Book information

  • Published: March 1998
  • ISBN: 978-0-12-653010-0

Table of Contents

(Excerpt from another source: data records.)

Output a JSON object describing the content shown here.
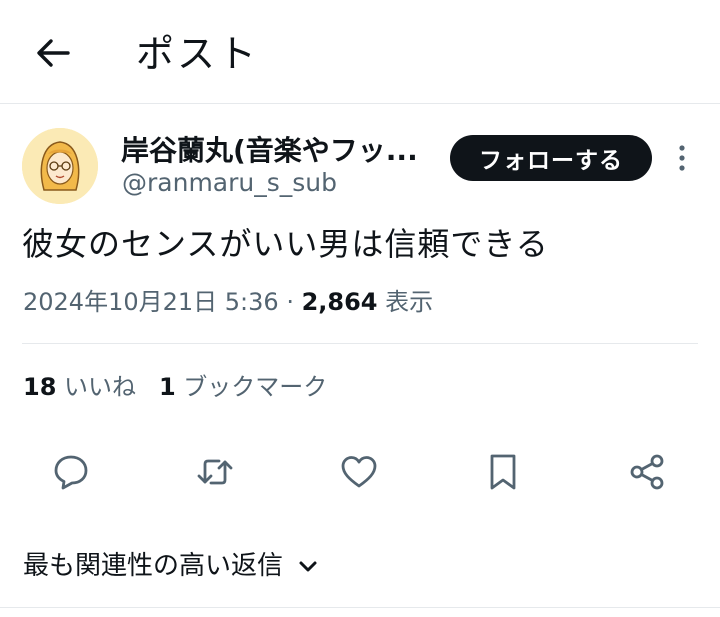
{
  "header": {
    "title": "ポスト"
  },
  "author": {
    "name": "岸谷蘭丸(音楽やフッ...",
    "handle": "@ranmaru_s_sub"
  },
  "follow_label": "フォローする",
  "post": {
    "text": "彼女のセンスがいい男は信頼できる"
  },
  "meta": {
    "datetime": "2024年10月21日 5:36",
    "separator": " · ",
    "views_count": "2,864",
    "views_label": " 表示"
  },
  "stats": {
    "likes_count": "18",
    "likes_label": " いいね",
    "bookmarks_count": "1",
    "bookmarks_label": " ブックマーク"
  },
  "replies_sort_label": "最も関連性の高い返信",
  "icons": {
    "back": "arrow-left-icon",
    "more": "vertical-dots-icon",
    "reply": "speech-bubble-icon",
    "repost": "repost-arrows-icon",
    "like": "heart-icon",
    "bookmark": "bookmark-icon",
    "share": "share-nodes-icon",
    "sort": "chevron-down-icon"
  },
  "colors": {
    "text": "#0f1419",
    "secondary": "#536471",
    "divider": "#e6e9ec",
    "follow_bg": "#0f1419",
    "avatar_bg": "#fbeab5"
  }
}
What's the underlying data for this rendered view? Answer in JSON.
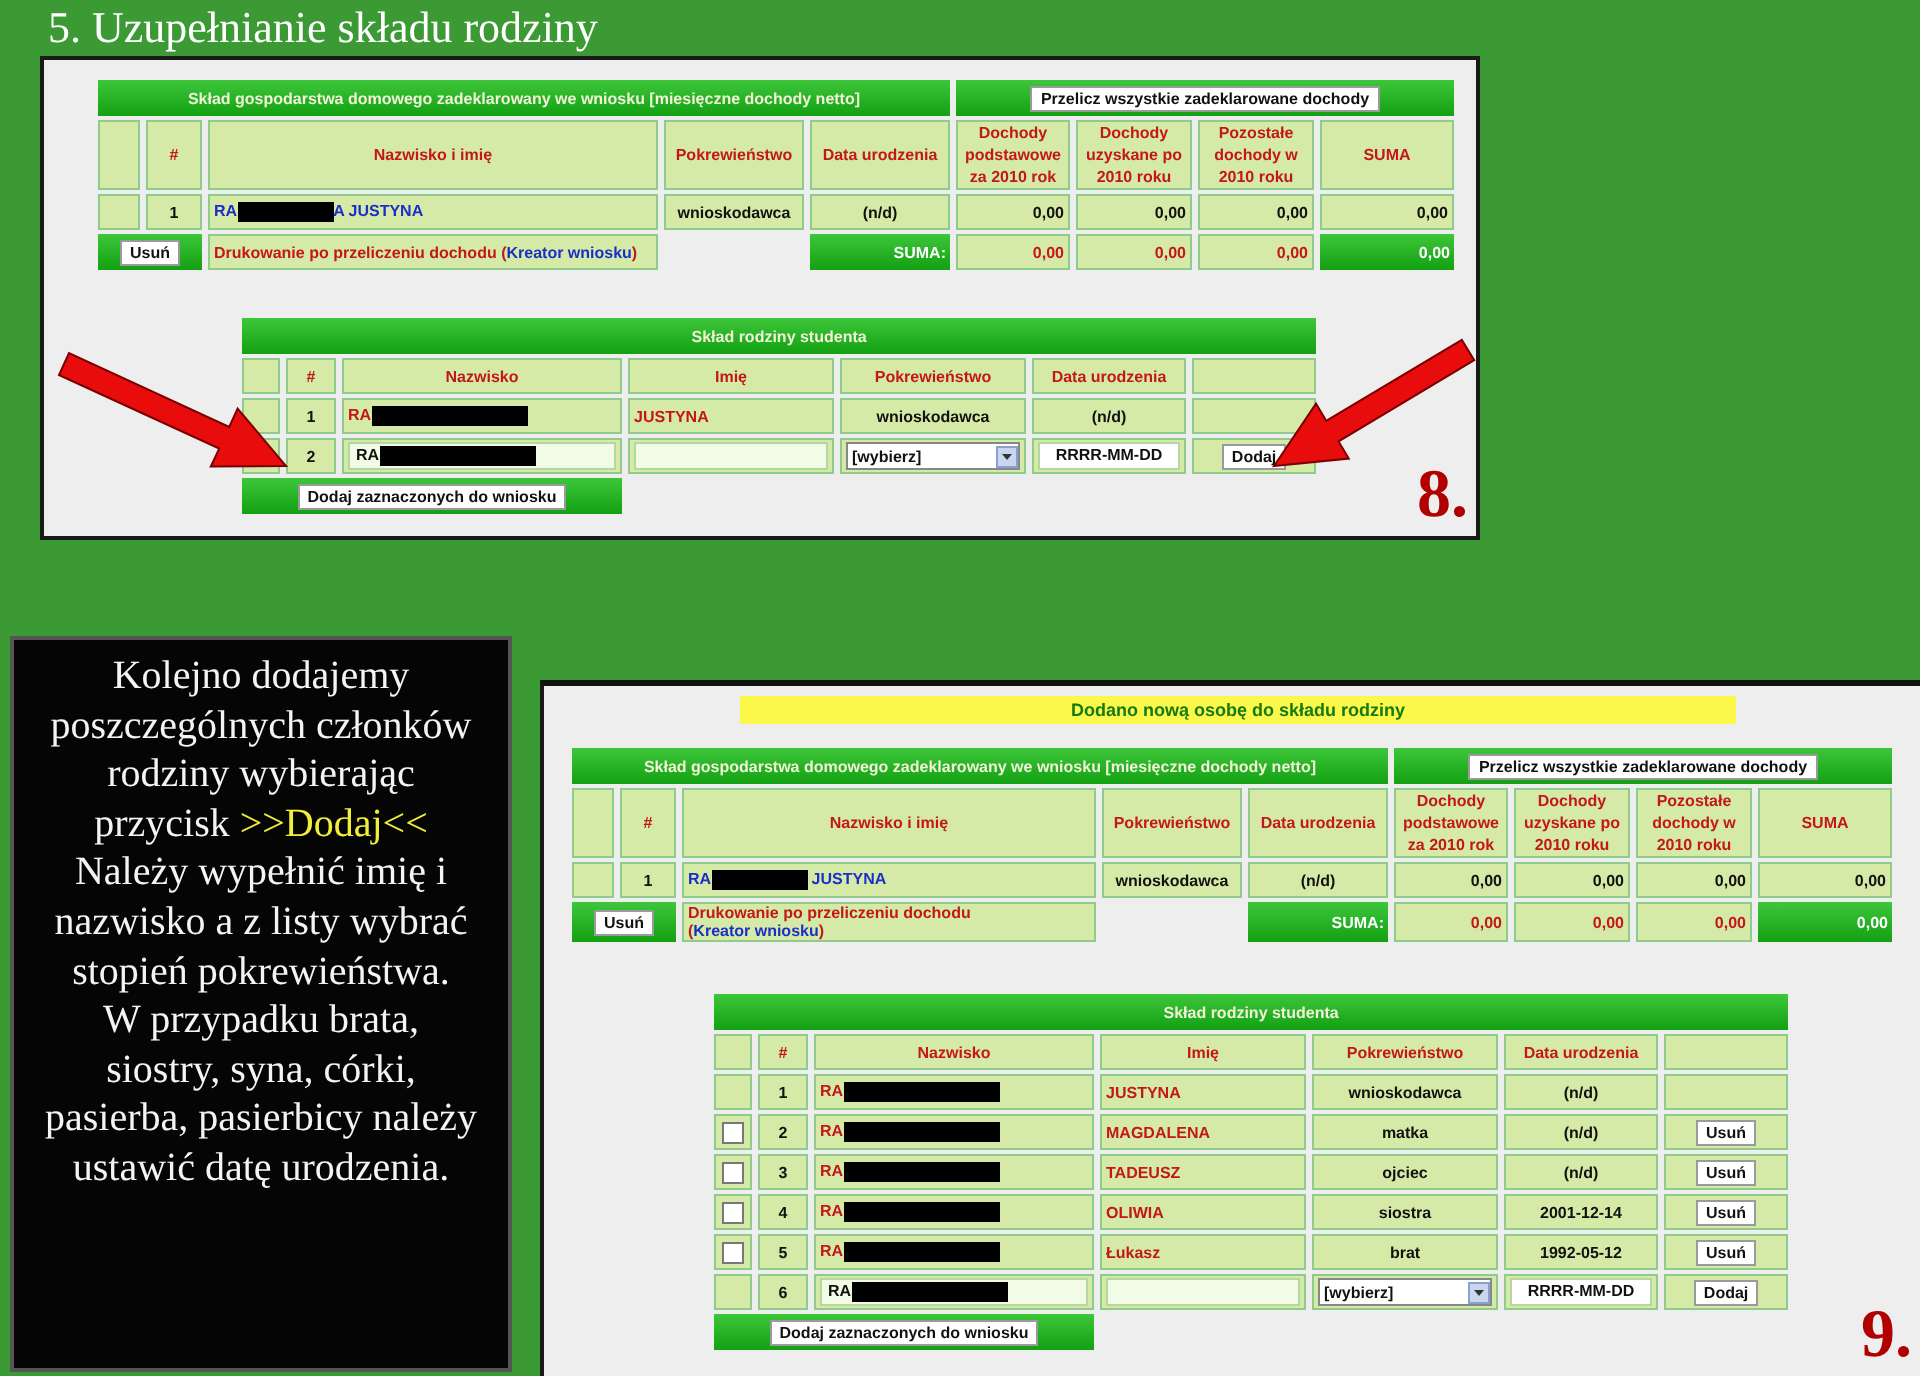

R.A. Benel and D.C.R. Benel, A Systems View of Air Traffic Control. R.J. Roske-Hofstrand and E.D. Murphy, Human Information Processing in Air Traffic Control. E.S. Stein, Human Operator Workload in Air TrafficControl. A.J. Tattersall, Individual Differences in PerformanceC.A. Bowers, Air Traffic Control Specialist Team Coordination. D. Broach and C. Manning, Issues in the Selection of Air Traffic Controllers. S.G. Fisher and I. Kulick, Air Traffic Controller Training: A New Model. E.P. Buckley, L. Hitchcock. B. Delano DeBaryshe, and N. Hitchner, Air Traffic Control Simulation: Experimental Methods. L. Hitchcock, Air Traffic Control Simulation Technologies. R.A. Benel, Workstation and Software Interface Design in Air Traffic Control. V.D. Hopkin, The Impact of Automation on Air Traffic Control Specialists. D. Morrow and M. Rodvold, Communication Issues in Air Traffic Control. E. Spring, One Air Traffic Control Specialist's Perspective of Air Traffic Control Human Factors